And the Future Boston series concludes with a look at its core work.
Raw Feed (1995): Future Boston: The History of a City 1990-2100, ed. David Alexander Smith, 1994.
“’Boston Will Sink Claims MIT Prof’”, David Alexander Smith — Fake Time article from 1923 predicting Boston, built on a filled in caldera, will sink.
“Seeing the Edge”, David Alexander Smith — Basically a mainstream story with a bit of foreshadowing about Boston sinking. The “edge” of the title refers to two things: the edge of the area sinking and the edge of impoverishment as protagonist Jerry runs out of money while caring for his absent landlady’s kid. (It’s hinted she was a prostitute that was murdered.) It’s not only an ode to a city that will die but the story of Jerry drawing closer to child Travis and accepting responsibility for him and entering a new life, crossing an “edge between what he had thought he wanted to be and what he was.” Kind of a nice, touching mainstream story.

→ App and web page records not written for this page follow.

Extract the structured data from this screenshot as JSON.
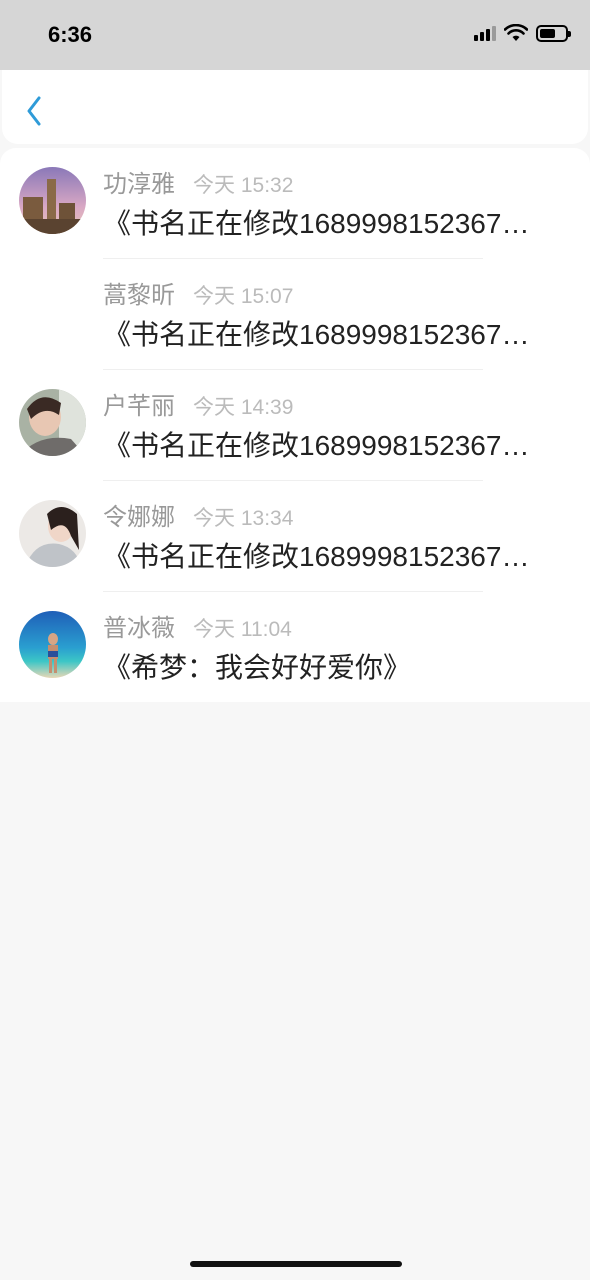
{
  "status_bar": {
    "time": "6:36",
    "icons": [
      "signal-icon",
      "wifi-icon",
      "battery-icon"
    ]
  },
  "nav": {
    "back_icon": "chevron-left-icon",
    "accent_color": "#2f9bd8"
  },
  "messages": [
    {
      "name": "功淳雅",
      "time": "今天 15:32",
      "text": "《书名正在修改1689998152367…",
      "avatar": "avatar-cathedral"
    },
    {
      "name": "蒿黎昕",
      "time": "今天 15:07",
      "text": "《书名正在修改1689998152367…",
      "avatar": ""
    },
    {
      "name": "户芊丽",
      "time": "今天 14:39",
      "text": "《书名正在修改1689998152367…",
      "avatar": "avatar-portrait-woman"
    },
    {
      "name": "令娜娜",
      "time": "今天 13:34",
      "text": "《书名正在修改1689998152367…",
      "avatar": "avatar-portrait-girl"
    },
    {
      "name": "普冰薇",
      "time": "今天 11:04",
      "text": "《希梦：我会好好爱你》",
      "avatar": "avatar-beach"
    }
  ]
}
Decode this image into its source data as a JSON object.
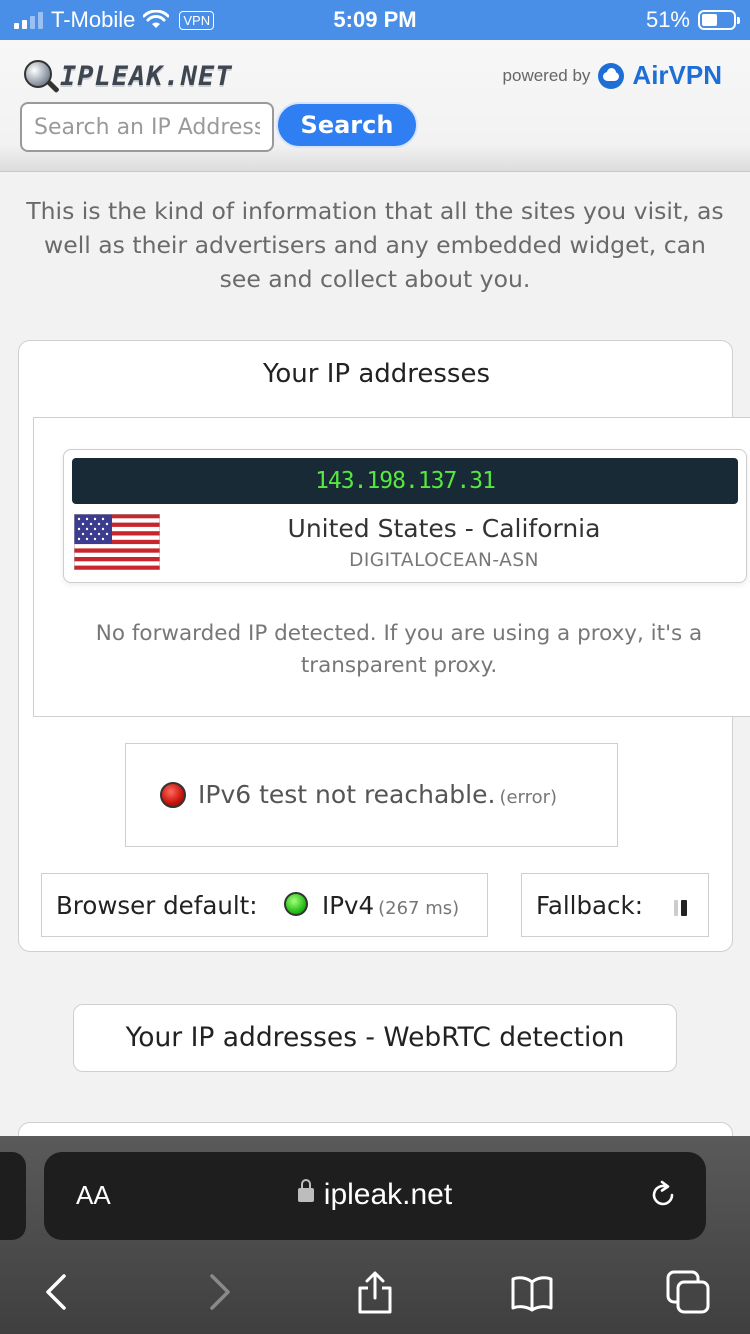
{
  "status_bar": {
    "carrier": "T-Mobile",
    "vpn": "VPN",
    "time": "5:09 PM",
    "battery": "51%",
    "battery_level": 0.51
  },
  "header": {
    "logo_text": "IPLEAK.NET",
    "powered_by": "powered by",
    "brand": "AirVPN",
    "search_placeholder": "Search an IP Address",
    "search_button": "Search"
  },
  "intro": "This is the kind of information that all the sites you visit, as well as their advertisers and any embedded widget, can see and collect about you.",
  "ip_card": {
    "title": "Your IP addresses",
    "ip": "143.198.137.31",
    "location": "United States - California",
    "asn": "DIGITALOCEAN-ASN",
    "forward_note": "No forwarded IP detected. If you are using a proxy, it's a transparent proxy.",
    "ipv6_status": "IPv6 test not reachable.",
    "ipv6_error": "(error)",
    "browser_default_label": "Browser default:",
    "browser_default_proto": "IPv4",
    "browser_default_ms": "(267 ms)",
    "fallback_label": "Fallback:"
  },
  "webrtc_button": "Your IP addresses - WebRTC detection",
  "safari": {
    "aa": "AA",
    "url": "ipleak.net"
  },
  "colors": {
    "status_bar": "#4a8fe7",
    "search_button": "#2f7ff3",
    "ip_text": "#56e83e",
    "ip_bg": "#172a35",
    "brand": "#1d6fd6"
  }
}
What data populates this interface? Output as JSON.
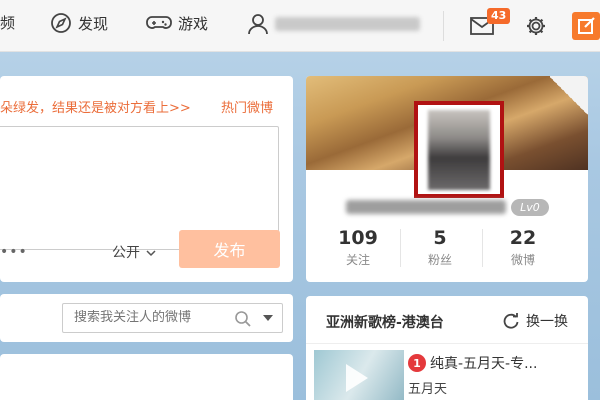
{
  "nav": {
    "home_partial": "频",
    "discover_label": "发现",
    "games_label": "游戏",
    "user_name": "",
    "message_badge": "43",
    "discover_icon": "compass-icon",
    "games_icon": "gamepad-icon",
    "user_icon": "user-icon",
    "mail_icon": "mail-icon",
    "settings_icon": "gear-icon",
    "edit_icon": "edit-icon"
  },
  "composer": {
    "promo_text": "朵绿发，结果还是被对方看上>>",
    "hot_link": "热门微博",
    "more": "•••",
    "visibility": "公开",
    "publish_label": "发布"
  },
  "search": {
    "placeholder": "搜索我关注人的微博"
  },
  "profile": {
    "level": "Lv0",
    "stats": [
      {
        "value": "109",
        "label": "关注"
      },
      {
        "value": "5",
        "label": "粉丝"
      },
      {
        "value": "22",
        "label": "微博"
      }
    ]
  },
  "music": {
    "title": "亚洲新歌榜-港澳台",
    "refresh_label": "换一换",
    "items": [
      {
        "rank": "1",
        "song": "纯真-五月天-专...",
        "artist": "五月天"
      }
    ]
  },
  "colors": {
    "accent": "#f77a2c",
    "promo": "#eb6d3a",
    "publish_disabled": "#ffc09f",
    "highlight_frame": "#b11212"
  }
}
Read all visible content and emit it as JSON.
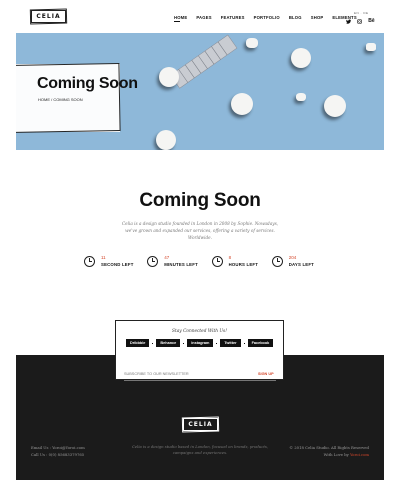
{
  "header": {
    "logo": "CELIA",
    "nav": [
      "HOME",
      "PAGES",
      "FEATURES",
      "PORTFOLIO",
      "BLOG",
      "SHOP",
      "ELEMENTS"
    ],
    "lang": "EN · DE",
    "social_icons": [
      "twitter-icon",
      "instagram-icon",
      "behance-icon"
    ]
  },
  "hero": {
    "title": "Coming Soon",
    "breadcrumb": "HOME / COMING SOON"
  },
  "main": {
    "title": "Coming Soon",
    "description": "Celia is a design studio founded in London in 2008 by Sophie. Nowadays, we've grown and expanded our services, offering a variety of services. Worldwide."
  },
  "countdown": [
    {
      "value": "11",
      "label": "SECOND LEFT"
    },
    {
      "value": "47",
      "label": "MINUTES LEFT"
    },
    {
      "value": "8",
      "label": "HOURS LEFT"
    },
    {
      "value": "204",
      "label": "DAYS LEFT"
    }
  ],
  "connect": {
    "title": "Stay Connected With Us!",
    "links": [
      "Dribbble",
      "Behance",
      "Instagram",
      "Twitter",
      "Facebook"
    ]
  },
  "subscribe": {
    "placeholder": "SUBSCRIBE TO OUR NEWSLETTER",
    "button": "SIGN UP"
  },
  "footer": {
    "logo": "CELIA",
    "description": "Celia is a design studio based in London, focused on brands, products, campaigns and experiences.",
    "email": "Email Us : Yoroi@Yoroi.com",
    "phone": "Call Us : 0(0) 85683379765",
    "copyright": "© 2018 Celia Studio. All Rights Reserved",
    "love_prefix": "With Love by ",
    "love_link": "Yoroi.com"
  },
  "colors": {
    "accent": "#d4462a",
    "hero_bg": "#8eb8d9",
    "footer_bg": "#1b1b1b"
  }
}
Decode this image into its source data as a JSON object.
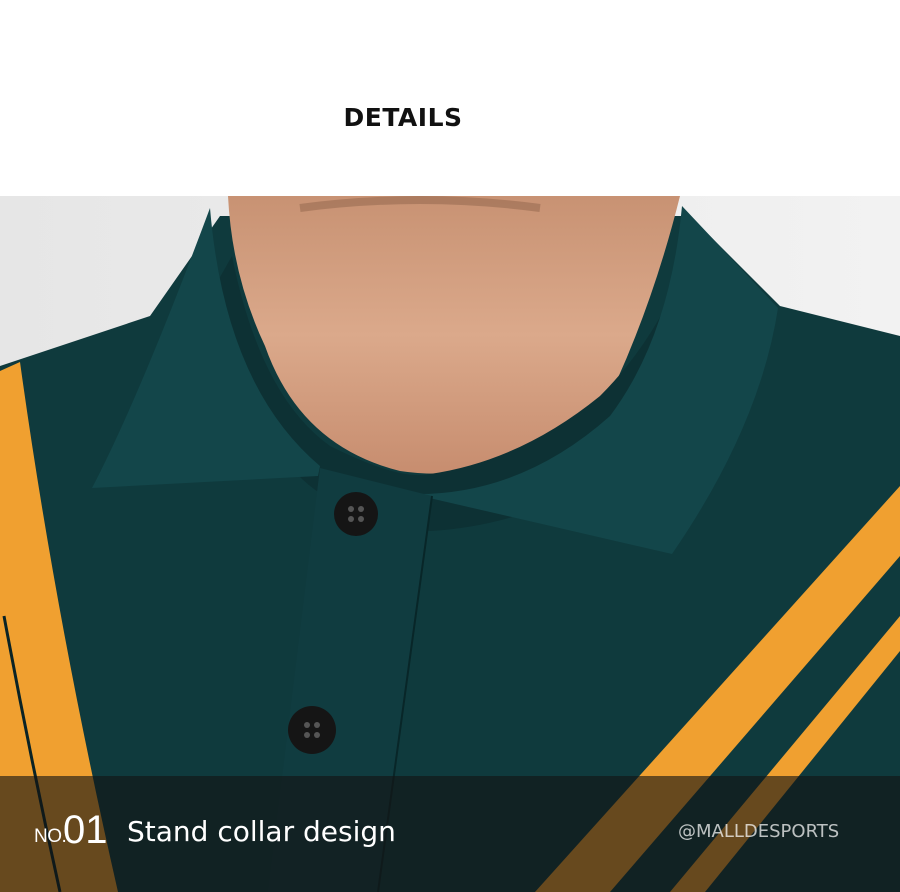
{
  "header": {
    "title": "DETAILS"
  },
  "photo": {
    "subject": "polo-collar-closeup",
    "colors": {
      "shirt": "#0f3a3d",
      "stripe": "#f0a030",
      "skin": "#d8a484",
      "background": "#ebebeb"
    }
  },
  "caption": {
    "number_prefix": "NO.",
    "number": "01",
    "text": "Stand collar design",
    "watermark": "@MALLDESPORTS"
  }
}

“Nomads”, Alexander Jablokov — A subtle mainstream story by Jablokov. I liked the crazy nomad character Rum, a self-proclaimed “nomad” and urban, homeless bum who looks on his lot not as privation but the price of freedom, a point worth considering. His apocalyptic ramblings of a coming urban and social collapse foreshadows Boston’s sinking and make him a sort of barbarian heralding, if not hastening, the collapse of civilization. I suppose the point is that protagonist Caius Fitzpatrick learns not to see permanency in life – be it in relationships or structures. Both are subject to complex failures. Continue reading